**Instructions for the task**
Would you pull out every line of the material that contains the string "будет"?
---------- Material to process
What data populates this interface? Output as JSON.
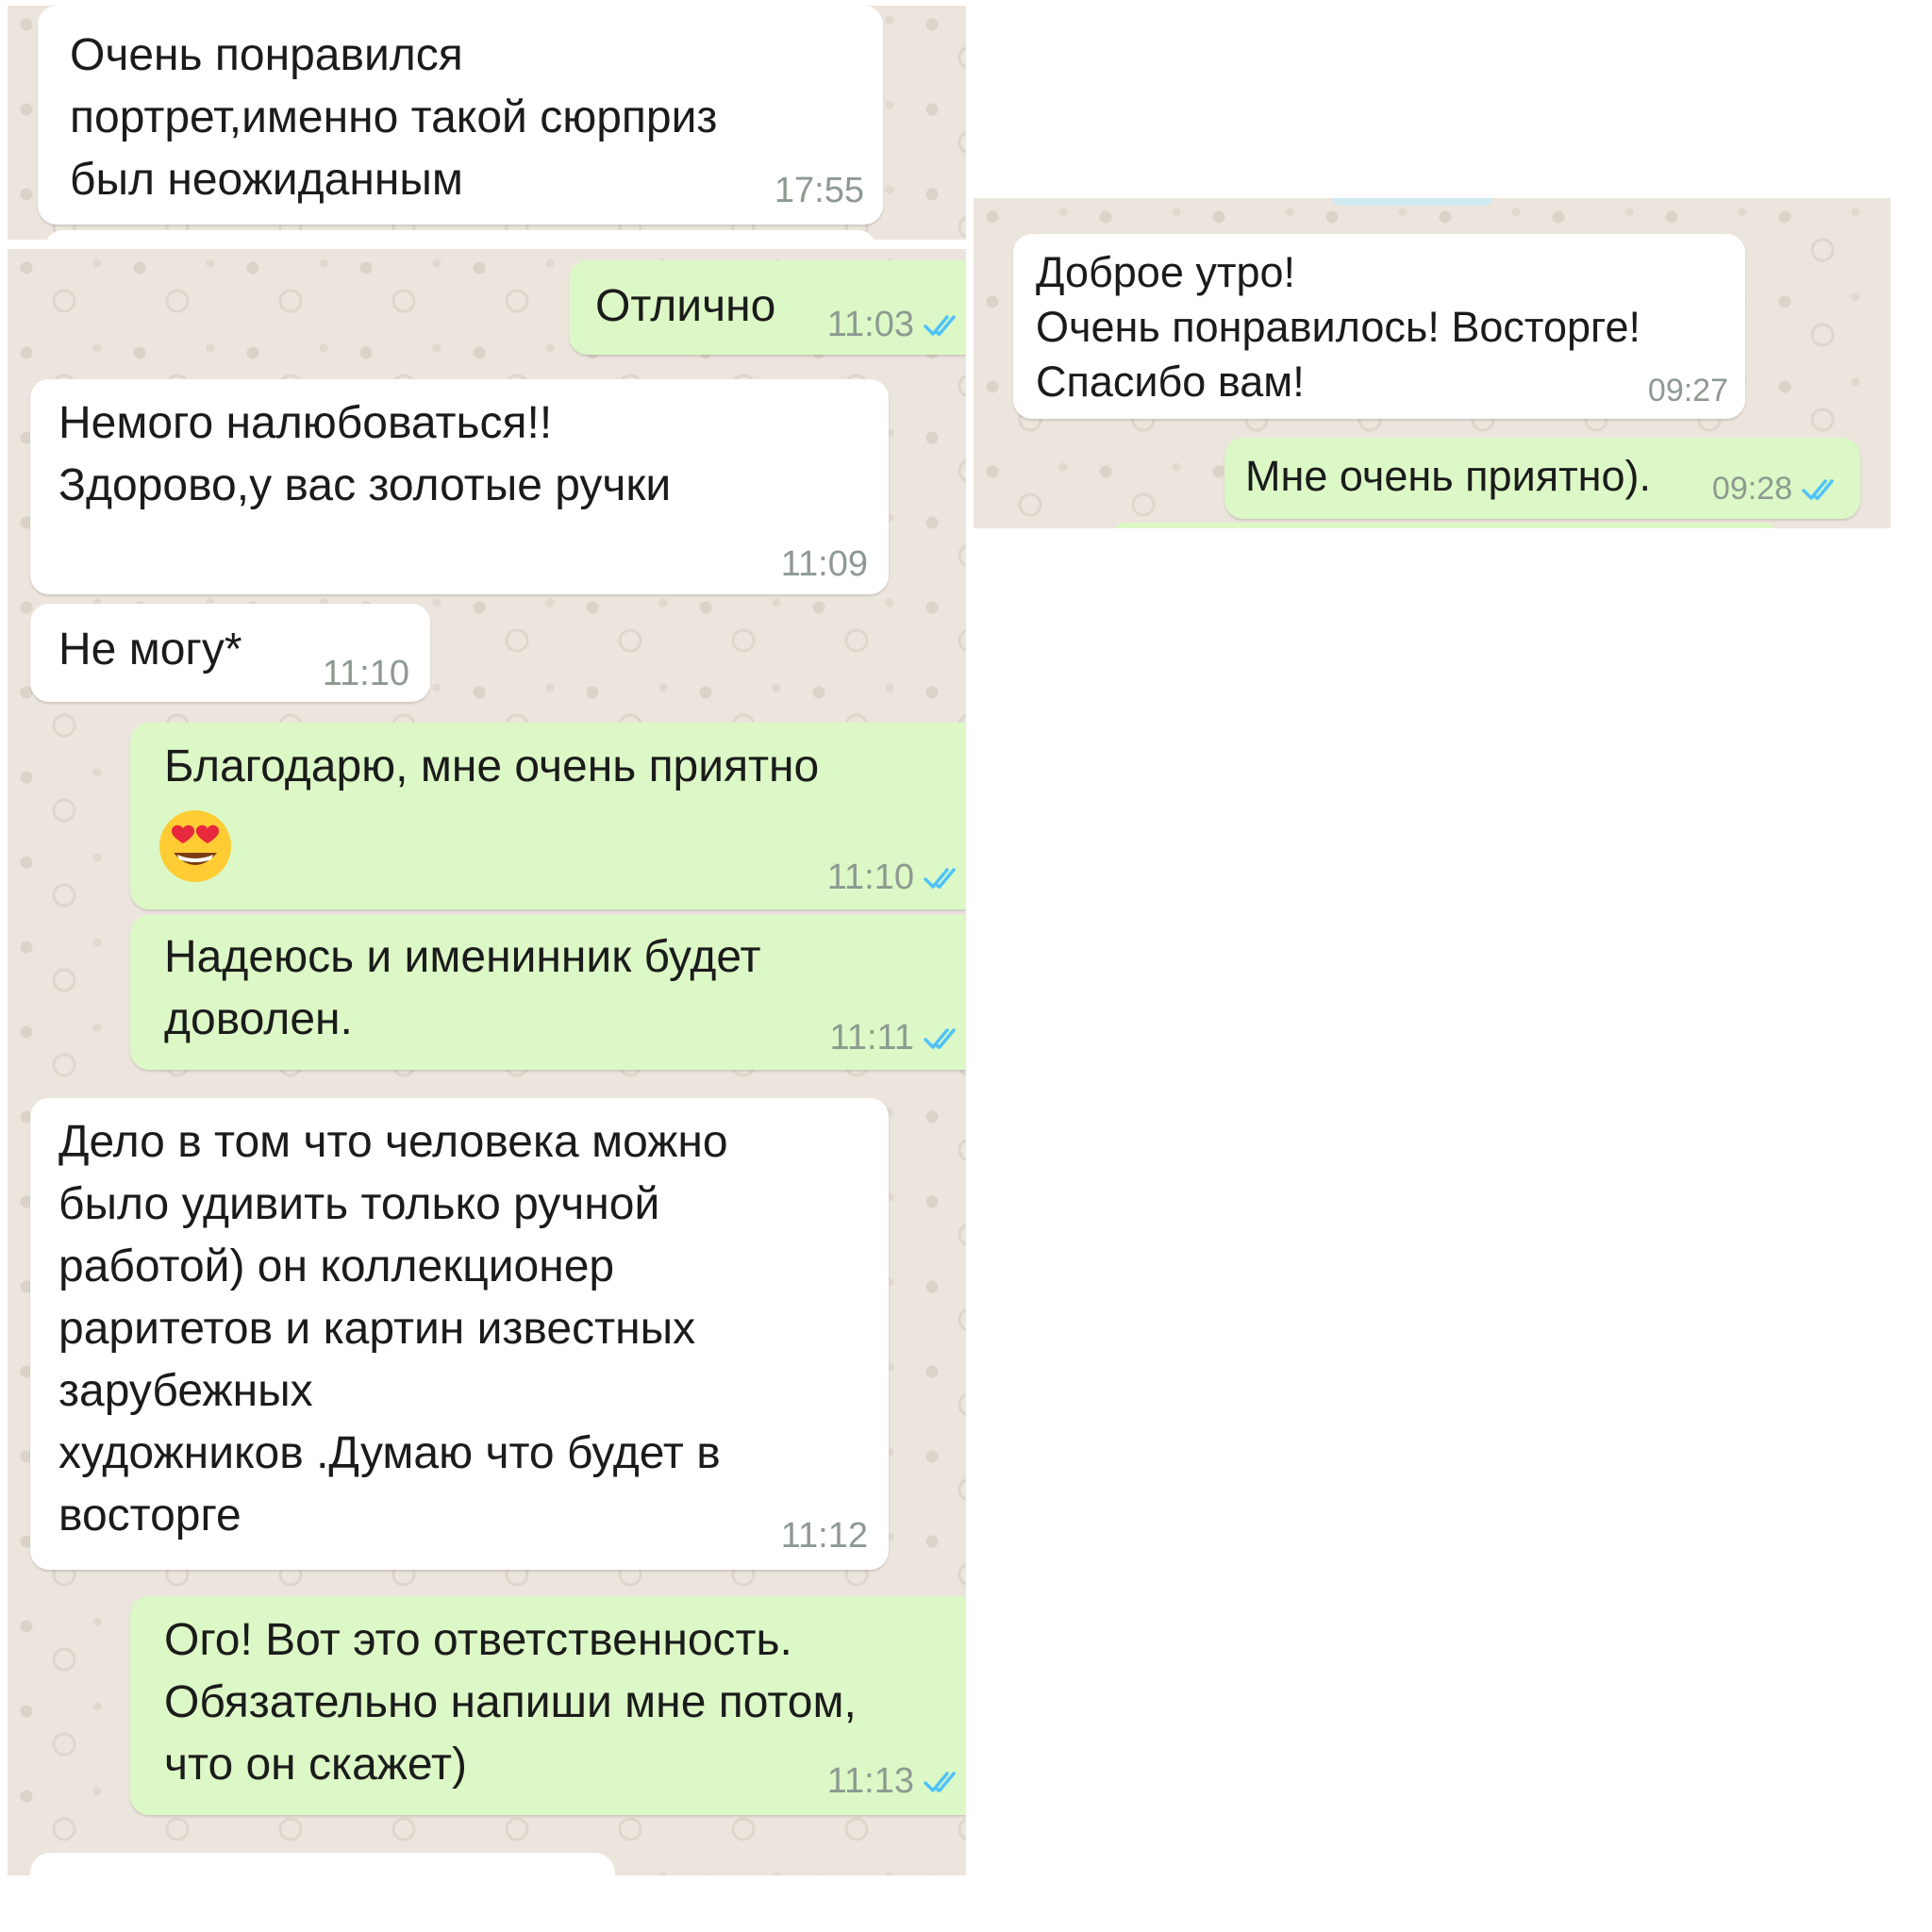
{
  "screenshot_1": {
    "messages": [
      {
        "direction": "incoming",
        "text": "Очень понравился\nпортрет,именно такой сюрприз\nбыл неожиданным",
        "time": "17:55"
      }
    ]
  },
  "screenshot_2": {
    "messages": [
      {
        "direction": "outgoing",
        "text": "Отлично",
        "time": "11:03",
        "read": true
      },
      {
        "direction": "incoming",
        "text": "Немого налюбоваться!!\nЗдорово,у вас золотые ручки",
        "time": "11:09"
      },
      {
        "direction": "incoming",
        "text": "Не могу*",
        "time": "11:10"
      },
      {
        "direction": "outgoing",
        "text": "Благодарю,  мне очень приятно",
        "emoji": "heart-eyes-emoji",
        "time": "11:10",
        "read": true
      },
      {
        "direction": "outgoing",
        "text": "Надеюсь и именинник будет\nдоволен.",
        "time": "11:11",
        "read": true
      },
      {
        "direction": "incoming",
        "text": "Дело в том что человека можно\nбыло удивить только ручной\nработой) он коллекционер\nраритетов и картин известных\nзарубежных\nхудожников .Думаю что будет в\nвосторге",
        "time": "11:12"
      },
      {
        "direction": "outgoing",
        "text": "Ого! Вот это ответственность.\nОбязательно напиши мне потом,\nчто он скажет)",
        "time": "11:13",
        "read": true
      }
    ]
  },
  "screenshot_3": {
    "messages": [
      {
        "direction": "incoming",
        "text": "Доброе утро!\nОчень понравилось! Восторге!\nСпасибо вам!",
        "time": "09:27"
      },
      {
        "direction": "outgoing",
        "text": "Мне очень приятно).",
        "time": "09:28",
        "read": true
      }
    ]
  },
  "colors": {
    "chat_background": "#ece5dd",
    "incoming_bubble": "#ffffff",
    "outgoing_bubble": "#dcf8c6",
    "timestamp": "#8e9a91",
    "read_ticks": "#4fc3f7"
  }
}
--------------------
**The completed task**
        "text": "Надеюсь и именинник будет\nдоволен.",
        "text": "Дело в том что человека можно\nбыло удивить только ручной\nработой) он коллекционер\nраритетов и картин известных\nзарубежных\nхудожников .Думаю что будет в\nвосторге",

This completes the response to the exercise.